Some of the sports stories The Associated Press is covering Tuesday. A full Sports Digest will be sent at about 3 p.m. All times EDT.
— DETROIT — Oakland sends Dan Straily to the mound in Game 4 of the AL division series, hoping he can close out Miguel Cabrera and the Tigers. The Athletics lead the series 2-1. Game starts 5:07 p.m.
— ST. PETERSBURG, Fla. — Up 2-1, Boston takes another crack at eliminating the resilient Tampa Bay Rays in the AL division series. Jake Peavy starts for the Red Sox against Jeremy Hellickson. Game starts 8:37 p.m.
— ST. LOUIS — The Cardinals and Pirates settle their NL division series Wednesday night in Game 5. Adam Wainwright goes for St. Louis against Pittsburgh rookie Gerrit Cole.
— WASHINGTON — NFL owners hold their annual fall meeting, with discussions about the upcoming outdoor Super Bowl in New Jersey and player safety initiatives on the agenda.
— NEW YORK — After a 30-28 victory at Atlanta, the Jets are 3-2 and a game out of first in the AFC East. What's more, Geno Smith had no turnovers and looked like a savvy veteran in leading the winning drive.
— DENVER — Tight ends are no longer the big, plodding guys.
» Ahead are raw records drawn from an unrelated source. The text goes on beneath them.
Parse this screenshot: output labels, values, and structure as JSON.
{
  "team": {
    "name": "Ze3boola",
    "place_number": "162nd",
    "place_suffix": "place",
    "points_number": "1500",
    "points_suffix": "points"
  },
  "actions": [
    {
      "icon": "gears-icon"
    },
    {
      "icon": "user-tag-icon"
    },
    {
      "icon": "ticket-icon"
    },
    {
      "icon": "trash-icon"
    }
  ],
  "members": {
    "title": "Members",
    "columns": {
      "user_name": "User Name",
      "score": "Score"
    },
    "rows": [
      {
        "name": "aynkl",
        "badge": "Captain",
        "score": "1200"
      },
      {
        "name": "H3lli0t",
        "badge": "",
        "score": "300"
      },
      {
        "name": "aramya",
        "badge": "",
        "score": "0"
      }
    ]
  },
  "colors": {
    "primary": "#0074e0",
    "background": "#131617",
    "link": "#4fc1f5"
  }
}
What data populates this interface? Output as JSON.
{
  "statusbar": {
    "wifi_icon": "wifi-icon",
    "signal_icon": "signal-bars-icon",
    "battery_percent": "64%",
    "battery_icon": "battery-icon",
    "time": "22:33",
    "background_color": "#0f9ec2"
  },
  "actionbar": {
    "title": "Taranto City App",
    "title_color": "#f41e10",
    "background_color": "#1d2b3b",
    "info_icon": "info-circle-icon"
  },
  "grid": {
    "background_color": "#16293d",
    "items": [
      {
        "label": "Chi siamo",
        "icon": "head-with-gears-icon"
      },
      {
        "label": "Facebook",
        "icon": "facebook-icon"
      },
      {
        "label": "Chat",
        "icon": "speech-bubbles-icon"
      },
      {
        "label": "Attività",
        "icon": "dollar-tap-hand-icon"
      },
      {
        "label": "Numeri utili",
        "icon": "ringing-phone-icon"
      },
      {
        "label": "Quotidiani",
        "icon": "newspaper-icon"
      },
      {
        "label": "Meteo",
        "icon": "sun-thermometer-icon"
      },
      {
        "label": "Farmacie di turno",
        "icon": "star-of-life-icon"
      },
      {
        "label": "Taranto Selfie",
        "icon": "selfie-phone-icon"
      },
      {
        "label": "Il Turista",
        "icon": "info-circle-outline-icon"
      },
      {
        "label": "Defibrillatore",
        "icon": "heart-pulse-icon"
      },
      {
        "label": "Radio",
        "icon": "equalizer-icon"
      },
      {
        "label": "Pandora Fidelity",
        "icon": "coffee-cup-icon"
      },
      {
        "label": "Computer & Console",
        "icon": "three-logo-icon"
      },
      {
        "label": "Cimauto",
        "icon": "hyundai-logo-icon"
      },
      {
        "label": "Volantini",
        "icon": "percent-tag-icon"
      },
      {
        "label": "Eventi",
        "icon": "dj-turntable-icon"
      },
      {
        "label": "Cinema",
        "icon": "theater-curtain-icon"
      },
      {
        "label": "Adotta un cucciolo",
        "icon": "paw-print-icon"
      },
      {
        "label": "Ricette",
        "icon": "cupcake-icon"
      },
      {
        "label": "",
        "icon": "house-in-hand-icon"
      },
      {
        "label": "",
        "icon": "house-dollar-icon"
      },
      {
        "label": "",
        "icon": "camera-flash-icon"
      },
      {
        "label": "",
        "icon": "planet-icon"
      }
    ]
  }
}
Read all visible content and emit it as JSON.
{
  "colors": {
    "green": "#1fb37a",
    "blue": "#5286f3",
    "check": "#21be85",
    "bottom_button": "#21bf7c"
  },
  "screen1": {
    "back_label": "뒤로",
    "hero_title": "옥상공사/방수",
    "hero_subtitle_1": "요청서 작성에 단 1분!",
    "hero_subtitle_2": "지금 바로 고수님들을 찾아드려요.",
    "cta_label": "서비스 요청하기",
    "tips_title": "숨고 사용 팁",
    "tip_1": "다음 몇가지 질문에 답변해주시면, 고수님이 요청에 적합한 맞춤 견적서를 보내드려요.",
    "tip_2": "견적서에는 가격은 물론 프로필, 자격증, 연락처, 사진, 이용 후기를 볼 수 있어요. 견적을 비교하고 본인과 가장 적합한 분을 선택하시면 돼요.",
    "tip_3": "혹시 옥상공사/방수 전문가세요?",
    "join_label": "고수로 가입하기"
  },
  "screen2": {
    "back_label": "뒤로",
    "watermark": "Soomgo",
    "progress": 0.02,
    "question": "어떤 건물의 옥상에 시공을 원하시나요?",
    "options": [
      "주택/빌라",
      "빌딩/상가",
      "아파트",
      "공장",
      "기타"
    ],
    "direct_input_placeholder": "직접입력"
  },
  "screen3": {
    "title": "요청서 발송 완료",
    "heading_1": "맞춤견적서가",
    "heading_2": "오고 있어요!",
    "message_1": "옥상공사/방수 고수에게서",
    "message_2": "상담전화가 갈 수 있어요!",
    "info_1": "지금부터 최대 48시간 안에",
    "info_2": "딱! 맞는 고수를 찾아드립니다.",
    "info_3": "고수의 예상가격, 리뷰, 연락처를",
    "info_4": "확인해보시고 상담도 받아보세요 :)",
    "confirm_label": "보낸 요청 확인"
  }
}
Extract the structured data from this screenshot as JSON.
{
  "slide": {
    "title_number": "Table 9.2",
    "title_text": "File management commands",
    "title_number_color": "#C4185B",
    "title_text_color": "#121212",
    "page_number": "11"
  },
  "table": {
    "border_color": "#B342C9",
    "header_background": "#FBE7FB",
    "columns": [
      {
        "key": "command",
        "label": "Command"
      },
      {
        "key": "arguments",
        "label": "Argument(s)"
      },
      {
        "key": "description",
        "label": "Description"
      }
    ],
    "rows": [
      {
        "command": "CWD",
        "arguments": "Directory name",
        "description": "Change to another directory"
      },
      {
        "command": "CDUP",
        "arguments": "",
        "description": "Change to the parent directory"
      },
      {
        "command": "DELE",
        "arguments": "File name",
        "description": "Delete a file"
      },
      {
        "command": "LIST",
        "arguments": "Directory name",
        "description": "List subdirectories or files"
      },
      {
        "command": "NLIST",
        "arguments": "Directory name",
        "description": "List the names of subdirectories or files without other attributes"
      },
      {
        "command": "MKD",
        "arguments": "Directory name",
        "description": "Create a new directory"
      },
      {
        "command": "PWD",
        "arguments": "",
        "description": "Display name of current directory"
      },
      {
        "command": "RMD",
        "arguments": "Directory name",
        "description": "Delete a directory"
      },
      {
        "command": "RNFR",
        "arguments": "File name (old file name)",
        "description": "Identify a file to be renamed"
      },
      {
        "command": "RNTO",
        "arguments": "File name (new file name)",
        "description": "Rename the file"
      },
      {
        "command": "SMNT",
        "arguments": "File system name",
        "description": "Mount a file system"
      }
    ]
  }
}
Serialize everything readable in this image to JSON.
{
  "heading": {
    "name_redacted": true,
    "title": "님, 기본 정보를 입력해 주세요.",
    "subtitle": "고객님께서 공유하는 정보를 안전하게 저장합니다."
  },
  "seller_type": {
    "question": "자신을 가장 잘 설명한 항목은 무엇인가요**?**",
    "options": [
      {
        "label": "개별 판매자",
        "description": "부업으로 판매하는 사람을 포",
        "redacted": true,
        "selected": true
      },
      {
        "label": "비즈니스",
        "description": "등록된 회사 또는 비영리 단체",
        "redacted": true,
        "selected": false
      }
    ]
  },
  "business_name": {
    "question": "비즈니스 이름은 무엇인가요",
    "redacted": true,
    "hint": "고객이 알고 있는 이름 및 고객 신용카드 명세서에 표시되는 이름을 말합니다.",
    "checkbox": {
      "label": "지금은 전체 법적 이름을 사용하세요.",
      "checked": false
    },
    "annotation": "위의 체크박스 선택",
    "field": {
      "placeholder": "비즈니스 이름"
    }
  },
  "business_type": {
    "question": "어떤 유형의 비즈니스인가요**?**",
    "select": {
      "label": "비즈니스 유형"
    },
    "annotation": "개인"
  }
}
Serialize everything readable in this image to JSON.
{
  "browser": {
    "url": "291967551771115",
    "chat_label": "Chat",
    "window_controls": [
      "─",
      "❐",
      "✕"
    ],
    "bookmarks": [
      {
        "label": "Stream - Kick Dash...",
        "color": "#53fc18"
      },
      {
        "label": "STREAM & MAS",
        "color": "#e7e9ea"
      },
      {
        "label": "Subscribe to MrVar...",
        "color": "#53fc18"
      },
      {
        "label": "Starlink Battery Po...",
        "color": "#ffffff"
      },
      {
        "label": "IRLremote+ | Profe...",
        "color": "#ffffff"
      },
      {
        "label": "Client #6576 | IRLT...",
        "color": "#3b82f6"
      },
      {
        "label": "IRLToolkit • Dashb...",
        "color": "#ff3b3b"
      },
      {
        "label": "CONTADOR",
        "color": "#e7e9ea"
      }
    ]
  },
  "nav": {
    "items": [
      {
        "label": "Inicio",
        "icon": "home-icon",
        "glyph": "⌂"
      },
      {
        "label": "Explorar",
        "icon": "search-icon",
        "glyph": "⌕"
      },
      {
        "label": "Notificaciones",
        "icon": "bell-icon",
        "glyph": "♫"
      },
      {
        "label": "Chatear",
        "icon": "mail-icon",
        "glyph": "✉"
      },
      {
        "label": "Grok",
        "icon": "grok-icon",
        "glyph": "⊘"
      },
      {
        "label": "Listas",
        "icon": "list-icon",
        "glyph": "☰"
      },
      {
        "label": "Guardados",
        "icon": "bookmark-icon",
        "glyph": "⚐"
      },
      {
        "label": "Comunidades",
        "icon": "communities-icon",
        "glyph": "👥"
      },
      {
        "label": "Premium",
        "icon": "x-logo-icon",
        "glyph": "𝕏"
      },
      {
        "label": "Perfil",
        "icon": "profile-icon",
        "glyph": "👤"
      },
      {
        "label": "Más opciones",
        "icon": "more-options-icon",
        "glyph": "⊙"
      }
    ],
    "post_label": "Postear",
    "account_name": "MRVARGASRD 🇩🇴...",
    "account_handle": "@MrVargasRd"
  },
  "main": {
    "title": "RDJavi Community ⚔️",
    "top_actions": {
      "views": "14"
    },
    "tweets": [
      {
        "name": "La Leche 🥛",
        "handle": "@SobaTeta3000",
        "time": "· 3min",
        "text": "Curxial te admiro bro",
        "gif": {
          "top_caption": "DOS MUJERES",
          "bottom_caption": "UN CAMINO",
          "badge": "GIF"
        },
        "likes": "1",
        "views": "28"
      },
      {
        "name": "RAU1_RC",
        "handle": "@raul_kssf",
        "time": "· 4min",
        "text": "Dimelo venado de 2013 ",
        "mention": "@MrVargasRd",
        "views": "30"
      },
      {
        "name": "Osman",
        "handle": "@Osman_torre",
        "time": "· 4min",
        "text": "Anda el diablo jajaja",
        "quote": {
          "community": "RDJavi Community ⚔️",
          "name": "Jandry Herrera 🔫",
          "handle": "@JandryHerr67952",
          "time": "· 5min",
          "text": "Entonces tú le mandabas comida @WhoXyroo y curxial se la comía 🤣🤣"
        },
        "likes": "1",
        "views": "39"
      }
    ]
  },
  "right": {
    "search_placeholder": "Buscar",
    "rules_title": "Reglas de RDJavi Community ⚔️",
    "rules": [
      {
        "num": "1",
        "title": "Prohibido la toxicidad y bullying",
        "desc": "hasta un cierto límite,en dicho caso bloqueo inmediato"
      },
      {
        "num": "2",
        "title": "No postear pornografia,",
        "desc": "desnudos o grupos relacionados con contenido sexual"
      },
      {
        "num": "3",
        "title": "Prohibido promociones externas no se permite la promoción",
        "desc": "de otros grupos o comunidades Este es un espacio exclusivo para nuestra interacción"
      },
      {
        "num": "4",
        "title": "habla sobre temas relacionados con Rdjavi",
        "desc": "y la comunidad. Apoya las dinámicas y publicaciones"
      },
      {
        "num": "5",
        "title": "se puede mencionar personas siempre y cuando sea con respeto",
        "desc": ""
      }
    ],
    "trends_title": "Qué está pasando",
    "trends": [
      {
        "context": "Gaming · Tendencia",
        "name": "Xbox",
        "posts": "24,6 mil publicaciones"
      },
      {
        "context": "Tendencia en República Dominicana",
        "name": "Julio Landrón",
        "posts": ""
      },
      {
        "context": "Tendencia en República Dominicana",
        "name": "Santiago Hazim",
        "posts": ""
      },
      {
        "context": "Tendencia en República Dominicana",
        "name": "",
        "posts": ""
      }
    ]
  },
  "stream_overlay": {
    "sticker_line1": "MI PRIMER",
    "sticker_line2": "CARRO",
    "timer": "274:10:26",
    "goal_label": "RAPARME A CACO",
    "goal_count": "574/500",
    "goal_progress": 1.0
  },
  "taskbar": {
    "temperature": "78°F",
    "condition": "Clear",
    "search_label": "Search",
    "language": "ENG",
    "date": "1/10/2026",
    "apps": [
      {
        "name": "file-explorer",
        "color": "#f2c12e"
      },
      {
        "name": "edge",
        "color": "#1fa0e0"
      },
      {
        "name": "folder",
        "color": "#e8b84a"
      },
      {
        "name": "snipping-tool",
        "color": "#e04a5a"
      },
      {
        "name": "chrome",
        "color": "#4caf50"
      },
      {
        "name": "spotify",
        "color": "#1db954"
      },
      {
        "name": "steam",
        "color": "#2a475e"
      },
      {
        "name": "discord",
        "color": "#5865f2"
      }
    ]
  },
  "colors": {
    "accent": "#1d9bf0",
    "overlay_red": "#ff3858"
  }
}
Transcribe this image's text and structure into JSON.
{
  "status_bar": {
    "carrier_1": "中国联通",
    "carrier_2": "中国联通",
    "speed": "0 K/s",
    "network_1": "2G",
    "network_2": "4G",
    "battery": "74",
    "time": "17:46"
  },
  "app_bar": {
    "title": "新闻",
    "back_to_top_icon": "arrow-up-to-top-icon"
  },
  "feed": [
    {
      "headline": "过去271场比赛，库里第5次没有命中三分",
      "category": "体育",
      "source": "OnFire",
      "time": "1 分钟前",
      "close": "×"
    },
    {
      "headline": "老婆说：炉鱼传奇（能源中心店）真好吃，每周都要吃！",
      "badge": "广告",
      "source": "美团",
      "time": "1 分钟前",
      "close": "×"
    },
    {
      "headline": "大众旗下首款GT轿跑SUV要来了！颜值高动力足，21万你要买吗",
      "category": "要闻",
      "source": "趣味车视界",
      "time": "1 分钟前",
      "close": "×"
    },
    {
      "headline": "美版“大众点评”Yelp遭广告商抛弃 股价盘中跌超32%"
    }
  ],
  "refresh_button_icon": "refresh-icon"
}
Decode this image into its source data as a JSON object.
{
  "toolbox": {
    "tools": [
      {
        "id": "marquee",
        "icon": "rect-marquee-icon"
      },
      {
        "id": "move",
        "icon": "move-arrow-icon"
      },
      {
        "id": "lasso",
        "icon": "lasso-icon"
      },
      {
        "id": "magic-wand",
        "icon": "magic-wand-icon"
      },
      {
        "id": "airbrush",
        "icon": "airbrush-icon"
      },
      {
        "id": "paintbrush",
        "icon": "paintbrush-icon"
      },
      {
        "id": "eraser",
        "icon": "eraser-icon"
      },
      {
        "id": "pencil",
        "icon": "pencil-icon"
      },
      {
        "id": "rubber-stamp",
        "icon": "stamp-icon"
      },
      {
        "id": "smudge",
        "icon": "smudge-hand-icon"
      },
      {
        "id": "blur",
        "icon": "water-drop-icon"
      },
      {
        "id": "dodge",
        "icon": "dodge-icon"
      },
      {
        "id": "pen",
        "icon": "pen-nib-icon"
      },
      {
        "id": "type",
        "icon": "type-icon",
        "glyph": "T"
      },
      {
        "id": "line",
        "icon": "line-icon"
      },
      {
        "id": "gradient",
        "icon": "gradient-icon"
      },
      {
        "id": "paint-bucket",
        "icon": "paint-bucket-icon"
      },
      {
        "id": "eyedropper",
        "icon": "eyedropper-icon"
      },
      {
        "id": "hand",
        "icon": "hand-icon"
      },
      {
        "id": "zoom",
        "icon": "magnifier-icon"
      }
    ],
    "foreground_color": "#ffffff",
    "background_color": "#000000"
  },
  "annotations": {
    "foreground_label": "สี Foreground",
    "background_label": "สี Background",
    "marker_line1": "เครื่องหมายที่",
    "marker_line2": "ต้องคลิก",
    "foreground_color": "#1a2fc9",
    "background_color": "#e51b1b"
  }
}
Now they're athletic, fast, powerful and shifty, traits many of them honed playing basketball in college.
— MINNEAPOLIS — Minnesota's university president says "there's no Plan B" for replacing football coach Jerry Kill, who missed the last game because of another seizure.
— COLUMBIA, S.C. — Will Jadeveon Clowney play or won't he? South Carolina coach Steve Spurrier says its unclear if the injured All-American defensive end will be ready to face Arkansas.
— MINNEAPOLIS — After getting blown out by the Minnesota Lynx in Game 1, Angel McCoughtry and the Atlanta Dream look to bounce back in Game 2 of the best-of-five WNBA finals. Game starts 8 p.m.
— PHILADELPHIA — Craig Berube makes his Flyers' coaching debut, facing the Florida Panthers a day after Peter Laviolette was fired. Philadelphia is trying to avoid its first 0-4 start. Game starts 7 p.m.
— SHANGHAI — Even though he keeps winning on the surface, Rafael Nadal believes too many tournaments are played on hard courts. The Spaniard, however, no longer wants to be involved in tennis politics.